#### Source information
##############################

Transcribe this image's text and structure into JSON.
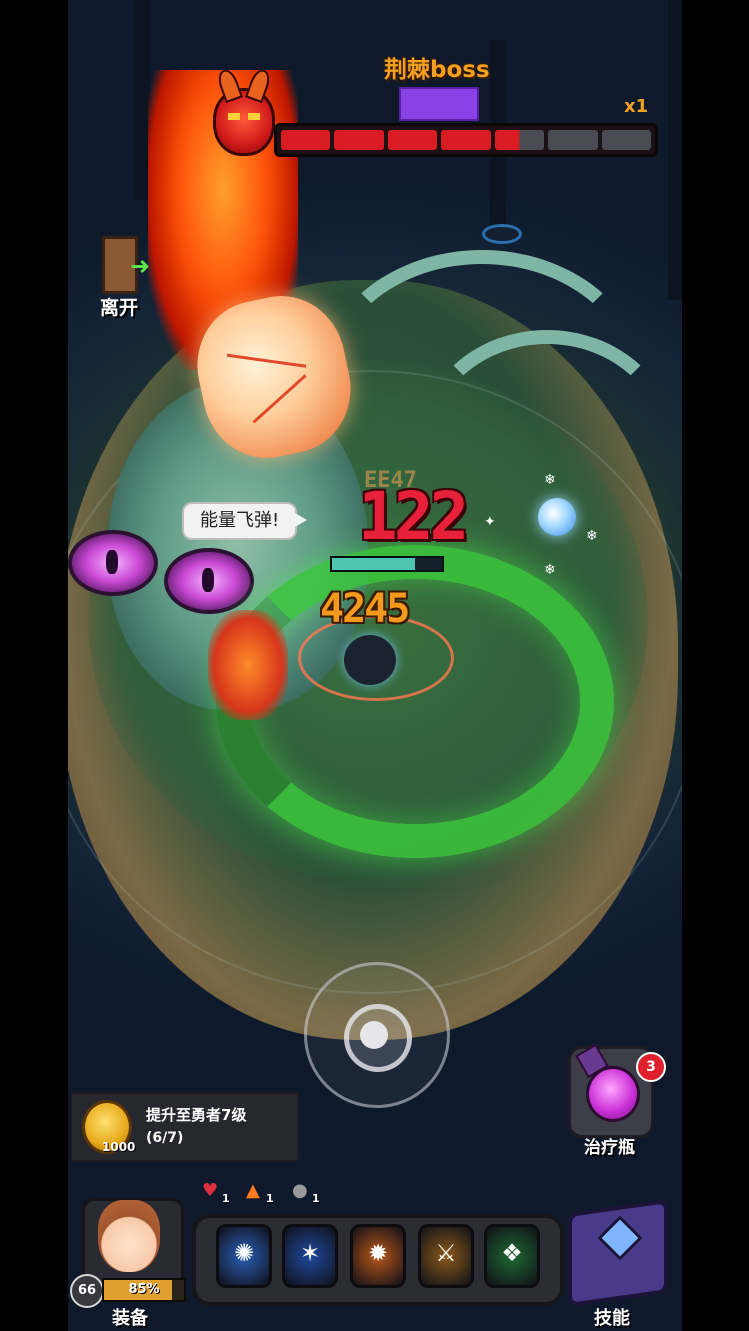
{
  "boss": {
    "name": "荆棘boss",
    "multiplier": "x1",
    "health_segments": 7,
    "health_filled": 4.5,
    "color_health": "#d91c24",
    "color_tag": "#8a41e6"
  },
  "hud": {
    "leave_label": "离开",
    "speech": "能量飞弹!",
    "damage_numbers": [
      "122",
      "4245"
    ]
  },
  "player": {
    "hp_fraction": 0.75
  },
  "quest": {
    "title": "提升至勇者7级",
    "progress": "(6/7)",
    "reward_amount": "1000",
    "reward_icon": "gold-coin-icon"
  },
  "potion": {
    "label": "治疗瓶",
    "count": "3",
    "icon": "healing-potion-icon"
  },
  "buffs": [
    {
      "icon": "heart-buff-icon",
      "count": "1"
    },
    {
      "icon": "fire-buff-icon",
      "count": "1"
    },
    {
      "icon": "bomb-buff-icon",
      "count": "1"
    }
  ],
  "hero": {
    "level": "66",
    "xp_percent": "85%",
    "xp_fraction": 0.85,
    "equip_label": "装备"
  },
  "skills": [
    {
      "name": "blue-vortex-skill-icon",
      "color": "#2a5fb8"
    },
    {
      "name": "ice-burst-skill-icon",
      "color": "#1f4aa0"
    },
    {
      "name": "flame-burst-skill-icon",
      "color": "#b8561a"
    },
    {
      "name": "shadow-strike-skill-icon",
      "color": "#8a5a1a"
    },
    {
      "name": "green-thorn-skill-icon",
      "color": "#1f6a32"
    }
  ],
  "skill_book": {
    "label": "技能",
    "icon": "skill-book-icon"
  }
}
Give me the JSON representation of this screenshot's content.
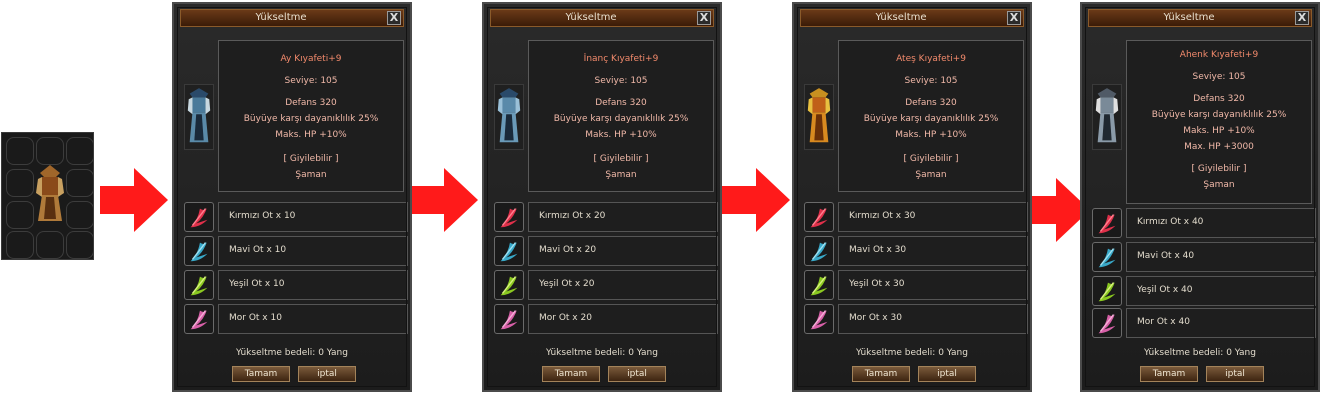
{
  "colors": {
    "arrow": "#ff1a1a",
    "title_bar": "#5a2e12",
    "item_name": "#f28a6c",
    "item_info": "#f0b8a8"
  },
  "windows": [
    {
      "title": "Yükseltme",
      "close_label": "X",
      "item": {
        "name": "Ay Kıyafeti+9",
        "level": "Seviye: 105",
        "defense": "Defans 320",
        "bonus1": "Büyüye karşı dayanıklılık 25%",
        "bonus2": "Maks. HP +10%",
        "bonus3": "",
        "wearable": "[ Giyilebilir ]",
        "class": "Şaman"
      },
      "materials": [
        {
          "name": "Kırmızı Ot x 10",
          "icon": "red-herb-icon"
        },
        {
          "name": "Mavi Ot x 10",
          "icon": "blue-herb-icon"
        },
        {
          "name": "Yeşil Ot x 10",
          "icon": "green-herb-icon"
        },
        {
          "name": "Mor Ot x 10",
          "icon": "purple-herb-icon"
        }
      ],
      "cost": "Yükseltme bedeli: 0 Yang",
      "ok_label": "Tamam",
      "cancel_label": "iptal"
    },
    {
      "title": "Yükseltme",
      "close_label": "X",
      "item": {
        "name": "İnanç Kıyafeti+9",
        "level": "Seviye: 105",
        "defense": "Defans 320",
        "bonus1": "Büyüye karşı dayanıklılık 25%",
        "bonus2": "Maks. HP +10%",
        "bonus3": "",
        "wearable": "[ Giyilebilir ]",
        "class": "Şaman"
      },
      "materials": [
        {
          "name": "Kırmızı Ot x 20",
          "icon": "red-herb-icon"
        },
        {
          "name": "Mavi Ot x 20",
          "icon": "blue-herb-icon"
        },
        {
          "name": "Yeşil Ot x 20",
          "icon": "green-herb-icon"
        },
        {
          "name": "Mor Ot x 20",
          "icon": "purple-herb-icon"
        }
      ],
      "cost": "Yükseltme bedeli: 0 Yang",
      "ok_label": "Tamam",
      "cancel_label": "iptal"
    },
    {
      "title": "Yükseltme",
      "close_label": "X",
      "item": {
        "name": "Ateş Kıyafeti+9",
        "level": "Seviye: 105",
        "defense": "Defans 320",
        "bonus1": "Büyüye karşı dayanıklılık 25%",
        "bonus2": "Maks. HP +10%",
        "bonus3": "",
        "wearable": "[ Giyilebilir ]",
        "class": "Şaman"
      },
      "materials": [
        {
          "name": "Kırmızı Ot x 30",
          "icon": "red-herb-icon"
        },
        {
          "name": "Mavi Ot x 30",
          "icon": "blue-herb-icon"
        },
        {
          "name": "Yeşil Ot x 30",
          "icon": "green-herb-icon"
        },
        {
          "name": "Mor Ot x 30",
          "icon": "purple-herb-icon"
        }
      ],
      "cost": "Yükseltme bedeli: 0 Yang",
      "ok_label": "Tamam",
      "cancel_label": "iptal"
    },
    {
      "title": "Yükseltme",
      "close_label": "X",
      "item": {
        "name": "Ahenk Kıyafeti+9",
        "level": "Seviye: 105",
        "defense": "Defans 320",
        "bonus1": "Büyüye karşı dayanıklılık 25%",
        "bonus2": "Maks. HP +10%",
        "bonus3": "Max. HP +3000",
        "wearable": "[ Giyilebilir ]",
        "class": "Şaman"
      },
      "materials": [
        {
          "name": "Kırmızı Ot x 40",
          "icon": "red-herb-icon"
        },
        {
          "name": "Mavi Ot x 40",
          "icon": "blue-herb-icon"
        },
        {
          "name": "Yeşil Ot x 40",
          "icon": "green-herb-icon"
        },
        {
          "name": "Mor Ot x 40",
          "icon": "purple-herb-icon"
        }
      ],
      "cost": "Yükseltme bedeli: 0 Yang",
      "ok_label": "Tamam",
      "cancel_label": "iptal"
    }
  ]
}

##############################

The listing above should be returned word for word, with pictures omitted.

#### Exercise result
Transcribe this image's text and structure into JSON.
{
  "boss": {
    "name": "荆棘boss",
    "multiplier": "x1",
    "health_segments": 7,
    "health_filled": 4.5,
    "color_health": "#d91c24",
    "color_tag": "#8a41e6"
  },
  "hud": {
    "leave_label": "离开",
    "speech": "能量飞弹!",
    "damage_numbers": [
      "122",
      "4245"
    ]
  },
  "player": {
    "hp_fraction": 0.75
  },
  "quest": {
    "title": "提升至勇者7级",
    "progress": "(6/7)",
    "reward_amount": "1000",
    "reward_icon": "gold-coin-icon"
  },
  "potion": {
    "label": "治疗瓶",
    "count": "3",
    "icon": "healing-potion-icon"
  },
  "buffs": [
    {
      "icon": "heart-buff-icon",
      "count": "1"
    },
    {
      "icon": "fire-buff-icon",
      "count": "1"
    },
    {
      "icon": "bomb-buff-icon",
      "count": "1"
    }
  ],
  "hero": {
    "level": "66",
    "xp_percent": "85%",
    "xp_fraction": 0.85,
    "equip_label": "装备"
  },
  "skills": [
    {
      "name": "blue-vortex-skill-icon",
      "color": "#2a5fb8"
    },
    {
      "name": "ice-burst-skill-icon",
      "color": "#1f4aa0"
    },
    {
      "name": "flame-burst-skill-icon",
      "color": "#b8561a"
    },
    {
      "name": "shadow-strike-skill-icon",
      "color": "#8a5a1a"
    },
    {
      "name": "green-thorn-skill-icon",
      "color": "#1f6a32"
    }
  ],
  "skill_book": {
    "label": "技能",
    "icon": "skill-book-icon"
  }
}
Give me the JSON representation of this screenshot's content.
{
  "colors": {
    "arrow": "#ff1a1a",
    "title_bar": "#5a2e12",
    "item_name": "#f28a6c",
    "item_info": "#f0b8a8"
  },
  "windows": [
    {
      "title": "Yükseltme",
      "close_label": "X",
      "item": {
        "name": "Ay Kıyafeti+9",
        "level": "Seviye: 105",
        "defense": "Defans 320",
        "bonus1": "Büyüye karşı dayanıklılık 25%",
        "bonus2": "Maks. HP +10%",
        "bonus3": "",
        "wearable": "[ Giyilebilir ]",
        "class": "Şaman"
      },
      "materials": [
        {
          "name": "Kırmızı Ot x 10",
          "icon": "red-herb-icon"
        },
        {
          "name": "Mavi Ot x 10",
          "icon": "blue-herb-icon"
        },
        {
          "name": "Yeşil Ot x 10",
          "icon": "green-herb-icon"
        },
        {
          "name": "Mor Ot x 10",
          "icon": "purple-herb-icon"
        }
      ],
      "cost": "Yükseltme bedeli: 0 Yang",
      "ok_label": "Tamam",
      "cancel_label": "iptal"
    },
    {
      "title": "Yükseltme",
      "close_label": "X",
      "item": {
        "name": "İnanç Kıyafeti+9",
        "level": "Seviye: 105",
        "defense": "Defans 320",
        "bonus1": "Büyüye karşı dayanıklılık 25%",
        "bonus2": "Maks. HP +10%",
        "bonus3": "",
        "wearable": "[ Giyilebilir ]",
        "class": "Şaman"
      },
      "materials": [
        {
          "name": "Kırmızı Ot x 20",
          "icon": "red-herb-icon"
        },
        {
          "name": "Mavi Ot x 20",
          "icon": "blue-herb-icon"
        },
        {
          "name": "Yeşil Ot x 20",
          "icon": "green-herb-icon"
        },
        {
          "name": "Mor Ot x 20",
          "icon": "purple-herb-icon"
        }
      ],
      "cost": "Yükseltme bedeli: 0 Yang",
      "ok_label": "Tamam",
      "cancel_label": "iptal"
    },
    {
      "title": "Yükseltme",
      "close_label": "X",
      "item": {
        "name": "Ateş Kıyafeti+9",
        "level": "Seviye: 105",
        "defense": "Defans 320",
        "bonus1": "Büyüye karşı dayanıklılık 25%",
        "bonus2": "Maks. HP +10%",
        "bonus3": "",
        "wearable": "[ Giyilebilir ]",
        "class": "Şaman"
      },
      "materials": [
        {
          "name": "Kırmızı Ot x 30",
          "icon": "red-herb-icon"
        },
        {
          "name": "Mavi Ot x 30",
          "icon": "blue-herb-icon"
        },
        {
          "name": "Yeşil Ot x 30",
          "icon": "green-herb-icon"
        },
        {
          "name": "Mor Ot x 30",
          "icon": "purple-herb-icon"
        }
      ],
      "cost": "Yükseltme bedeli: 0 Yang",
      "ok_label": "Tamam",
      "cancel_label": "iptal"
    },
    {
      "title": "Yükseltme",
      "close_label": "X",
      "item": {
        "name": "Ahenk Kıyafeti+9",
        "level": "Seviye: 105",
        "defense": "Defans 320",
        "bonus1": "Büyüye karşı dayanıklılık 25%",
        "bonus2": "Maks. HP +10%",
        "bonus3": "Max. HP +3000",
        "wearable": "[ Giyilebilir ]",
        "class": "Şaman"
      },
      "materials": [
        {
          "name": "Kırmızı Ot x 40",
          "icon": "red-herb-icon"
        },
        {
          "name": "Mavi Ot x 40",
          "icon": "blue-herb-icon"
        },
        {
          "name": "Yeşil Ot x 40",
          "icon": "green-herb-icon"
        },
        {
          "name": "Mor Ot x 40",
          "icon": "purple-herb-icon"
        }
      ],
      "cost": "Yükseltme bedeli: 0 Yang",
      "ok_label": "Tamam",
      "cancel_label": "iptal"
    }
  ]
}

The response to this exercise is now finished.